▸ **WHAT THE TASK REQUIRES**
Within the material below, filter for lines that hold the word "image".

----- MATERIALS PROVIDED -----

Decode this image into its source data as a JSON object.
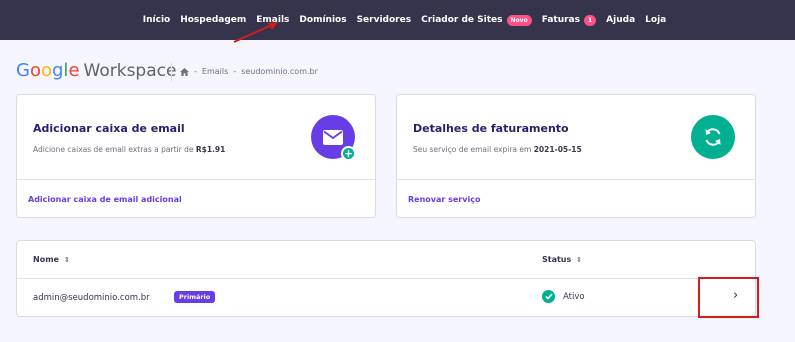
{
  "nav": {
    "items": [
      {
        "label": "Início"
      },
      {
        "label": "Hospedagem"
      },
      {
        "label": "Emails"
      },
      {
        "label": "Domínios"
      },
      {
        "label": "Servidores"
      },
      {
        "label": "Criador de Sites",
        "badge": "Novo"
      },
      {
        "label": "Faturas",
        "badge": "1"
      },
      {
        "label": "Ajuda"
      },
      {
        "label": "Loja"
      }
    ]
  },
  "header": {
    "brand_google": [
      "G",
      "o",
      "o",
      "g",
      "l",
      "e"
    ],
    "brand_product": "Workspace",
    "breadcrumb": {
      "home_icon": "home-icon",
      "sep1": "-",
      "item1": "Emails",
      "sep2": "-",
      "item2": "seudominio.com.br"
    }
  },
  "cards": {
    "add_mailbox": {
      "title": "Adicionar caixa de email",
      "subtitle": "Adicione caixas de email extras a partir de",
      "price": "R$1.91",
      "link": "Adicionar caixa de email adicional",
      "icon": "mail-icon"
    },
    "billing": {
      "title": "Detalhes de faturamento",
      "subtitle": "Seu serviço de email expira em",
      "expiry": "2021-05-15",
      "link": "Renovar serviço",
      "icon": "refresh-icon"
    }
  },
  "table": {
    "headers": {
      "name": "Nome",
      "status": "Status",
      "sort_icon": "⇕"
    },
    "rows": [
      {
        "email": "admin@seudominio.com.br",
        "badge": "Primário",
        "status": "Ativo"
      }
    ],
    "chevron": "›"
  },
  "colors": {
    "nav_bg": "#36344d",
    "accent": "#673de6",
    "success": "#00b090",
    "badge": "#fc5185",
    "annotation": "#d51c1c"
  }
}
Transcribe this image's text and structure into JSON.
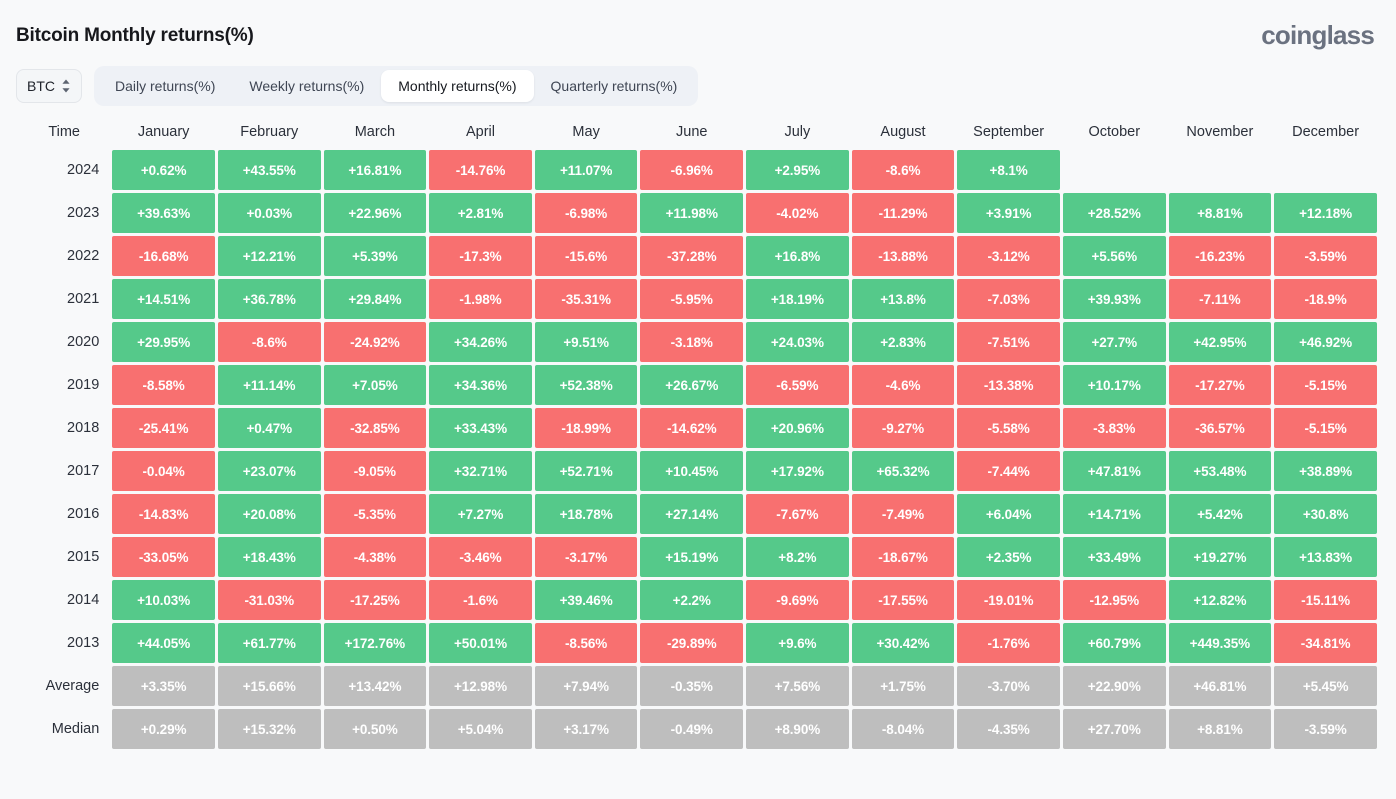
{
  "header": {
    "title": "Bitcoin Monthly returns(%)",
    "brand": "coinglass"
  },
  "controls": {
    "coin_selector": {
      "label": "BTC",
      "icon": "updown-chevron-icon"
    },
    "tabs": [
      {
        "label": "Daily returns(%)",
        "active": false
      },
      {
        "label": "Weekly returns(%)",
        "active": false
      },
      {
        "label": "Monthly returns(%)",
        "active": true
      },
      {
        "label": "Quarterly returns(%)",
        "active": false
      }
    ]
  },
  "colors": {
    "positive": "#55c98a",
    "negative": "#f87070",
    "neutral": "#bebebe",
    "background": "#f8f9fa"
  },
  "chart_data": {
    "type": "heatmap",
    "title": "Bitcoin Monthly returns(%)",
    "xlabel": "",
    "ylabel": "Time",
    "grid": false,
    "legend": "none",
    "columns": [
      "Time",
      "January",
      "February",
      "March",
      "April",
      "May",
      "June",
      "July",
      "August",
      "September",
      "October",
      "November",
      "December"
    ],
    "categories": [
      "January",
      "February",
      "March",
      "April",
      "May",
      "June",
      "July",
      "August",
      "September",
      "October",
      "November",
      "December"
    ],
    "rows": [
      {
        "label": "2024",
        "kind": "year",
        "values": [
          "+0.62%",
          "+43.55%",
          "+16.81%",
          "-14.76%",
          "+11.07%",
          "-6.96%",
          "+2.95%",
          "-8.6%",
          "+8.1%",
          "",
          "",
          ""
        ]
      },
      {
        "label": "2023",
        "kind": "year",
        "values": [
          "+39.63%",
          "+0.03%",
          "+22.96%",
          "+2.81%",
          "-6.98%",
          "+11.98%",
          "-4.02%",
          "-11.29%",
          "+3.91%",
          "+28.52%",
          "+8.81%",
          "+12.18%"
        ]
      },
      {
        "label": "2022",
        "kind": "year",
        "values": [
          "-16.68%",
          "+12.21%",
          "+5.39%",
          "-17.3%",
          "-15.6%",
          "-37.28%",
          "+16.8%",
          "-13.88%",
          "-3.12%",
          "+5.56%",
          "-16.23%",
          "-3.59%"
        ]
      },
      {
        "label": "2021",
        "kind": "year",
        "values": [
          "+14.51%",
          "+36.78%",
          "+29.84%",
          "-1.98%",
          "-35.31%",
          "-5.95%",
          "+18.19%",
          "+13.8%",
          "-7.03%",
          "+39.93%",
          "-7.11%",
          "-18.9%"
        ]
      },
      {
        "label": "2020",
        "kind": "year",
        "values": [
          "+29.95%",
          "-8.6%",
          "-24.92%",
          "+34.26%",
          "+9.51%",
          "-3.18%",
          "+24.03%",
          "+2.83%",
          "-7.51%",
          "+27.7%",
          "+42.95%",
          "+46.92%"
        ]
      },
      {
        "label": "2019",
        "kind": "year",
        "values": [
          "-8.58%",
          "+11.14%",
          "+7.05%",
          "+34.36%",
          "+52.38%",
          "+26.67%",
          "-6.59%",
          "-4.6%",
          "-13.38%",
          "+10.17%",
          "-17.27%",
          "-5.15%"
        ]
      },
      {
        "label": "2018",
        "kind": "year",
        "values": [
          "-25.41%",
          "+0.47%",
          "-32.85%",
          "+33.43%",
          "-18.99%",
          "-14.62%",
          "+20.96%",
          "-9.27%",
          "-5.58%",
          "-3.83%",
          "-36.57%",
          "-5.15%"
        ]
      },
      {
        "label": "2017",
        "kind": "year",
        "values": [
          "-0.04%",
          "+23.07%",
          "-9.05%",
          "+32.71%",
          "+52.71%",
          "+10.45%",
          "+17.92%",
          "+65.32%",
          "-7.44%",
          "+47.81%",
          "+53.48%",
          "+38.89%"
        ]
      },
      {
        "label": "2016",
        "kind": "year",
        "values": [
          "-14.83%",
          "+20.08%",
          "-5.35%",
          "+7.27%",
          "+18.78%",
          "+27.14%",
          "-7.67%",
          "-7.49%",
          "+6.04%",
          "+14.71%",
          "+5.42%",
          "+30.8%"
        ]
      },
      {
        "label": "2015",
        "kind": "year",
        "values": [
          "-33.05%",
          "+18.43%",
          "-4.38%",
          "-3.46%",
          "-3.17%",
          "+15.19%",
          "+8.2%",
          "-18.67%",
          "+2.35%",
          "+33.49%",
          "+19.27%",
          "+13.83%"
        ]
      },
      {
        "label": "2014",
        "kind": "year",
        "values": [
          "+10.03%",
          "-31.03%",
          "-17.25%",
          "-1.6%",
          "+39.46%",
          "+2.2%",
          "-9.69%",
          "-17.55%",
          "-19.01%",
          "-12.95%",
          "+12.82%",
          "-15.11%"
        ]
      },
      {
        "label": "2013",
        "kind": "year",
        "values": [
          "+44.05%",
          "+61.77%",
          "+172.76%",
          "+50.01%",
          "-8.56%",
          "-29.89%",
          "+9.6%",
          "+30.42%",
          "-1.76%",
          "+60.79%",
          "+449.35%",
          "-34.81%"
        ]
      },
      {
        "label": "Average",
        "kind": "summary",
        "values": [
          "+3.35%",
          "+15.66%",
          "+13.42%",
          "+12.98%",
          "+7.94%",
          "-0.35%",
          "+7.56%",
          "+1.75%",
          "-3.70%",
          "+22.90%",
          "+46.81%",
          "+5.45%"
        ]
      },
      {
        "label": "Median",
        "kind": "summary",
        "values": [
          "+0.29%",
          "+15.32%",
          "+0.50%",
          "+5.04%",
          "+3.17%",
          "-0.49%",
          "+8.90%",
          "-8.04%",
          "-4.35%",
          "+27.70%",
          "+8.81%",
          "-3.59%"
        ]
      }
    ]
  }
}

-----

▸ **RESPONSE TO THIS TASK**
Decode this image into its source data as a JSON object.
Transcribe this image's text and structure into JSON.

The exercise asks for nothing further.